MATERIAL SUPPLIED Start Marker
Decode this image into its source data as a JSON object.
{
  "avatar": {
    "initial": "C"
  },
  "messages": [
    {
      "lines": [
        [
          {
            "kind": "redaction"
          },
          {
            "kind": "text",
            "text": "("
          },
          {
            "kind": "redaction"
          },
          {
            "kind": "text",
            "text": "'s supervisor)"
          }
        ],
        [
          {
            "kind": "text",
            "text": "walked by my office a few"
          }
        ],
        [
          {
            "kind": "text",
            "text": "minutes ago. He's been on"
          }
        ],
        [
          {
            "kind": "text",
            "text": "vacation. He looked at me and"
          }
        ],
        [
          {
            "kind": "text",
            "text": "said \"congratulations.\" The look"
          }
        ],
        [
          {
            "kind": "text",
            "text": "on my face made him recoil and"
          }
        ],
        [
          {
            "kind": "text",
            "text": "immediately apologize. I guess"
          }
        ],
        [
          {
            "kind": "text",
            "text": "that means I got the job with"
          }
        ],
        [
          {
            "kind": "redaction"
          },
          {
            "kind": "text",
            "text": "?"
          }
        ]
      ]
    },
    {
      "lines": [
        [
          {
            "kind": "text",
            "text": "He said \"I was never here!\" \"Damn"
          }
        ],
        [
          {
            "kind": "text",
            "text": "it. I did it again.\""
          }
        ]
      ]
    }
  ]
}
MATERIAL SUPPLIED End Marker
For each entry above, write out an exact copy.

Decode this image into its source data as a JSON object.
{
  "avatar": {
    "initial": "C"
  },
  "messages": [
    {
      "lines": [
        [
          {
            "kind": "redaction"
          },
          {
            "kind": "text",
            "text": "("
          },
          {
            "kind": "redaction"
          },
          {
            "kind": "text",
            "text": "'s supervisor)"
          }
        ],
        [
          {
            "kind": "text",
            "text": "walked by my office a few"
          }
        ],
        [
          {
            "kind": "text",
            "text": "minutes ago. He's been on"
          }
        ],
        [
          {
            "kind": "text",
            "text": "vacation. He looked at me and"
          }
        ],
        [
          {
            "kind": "text",
            "text": "said \"congratulations.\" The look"
          }
        ],
        [
          {
            "kind": "text",
            "text": "on my face made him recoil and"
          }
        ],
        [
          {
            "kind": "text",
            "text": "immediately apologize. I guess"
          }
        ],
        [
          {
            "kind": "text",
            "text": "that means I got the job with"
          }
        ],
        [
          {
            "kind": "redaction"
          },
          {
            "kind": "text",
            "text": "?"
          }
        ]
      ]
    },
    {
      "lines": [
        [
          {
            "kind": "text",
            "text": "He said \"I was never here!\" \"Damn"
          }
        ],
        [
          {
            "kind": "text",
            "text": "it. I did it again.\""
          }
        ]
      ]
    }
  ]
}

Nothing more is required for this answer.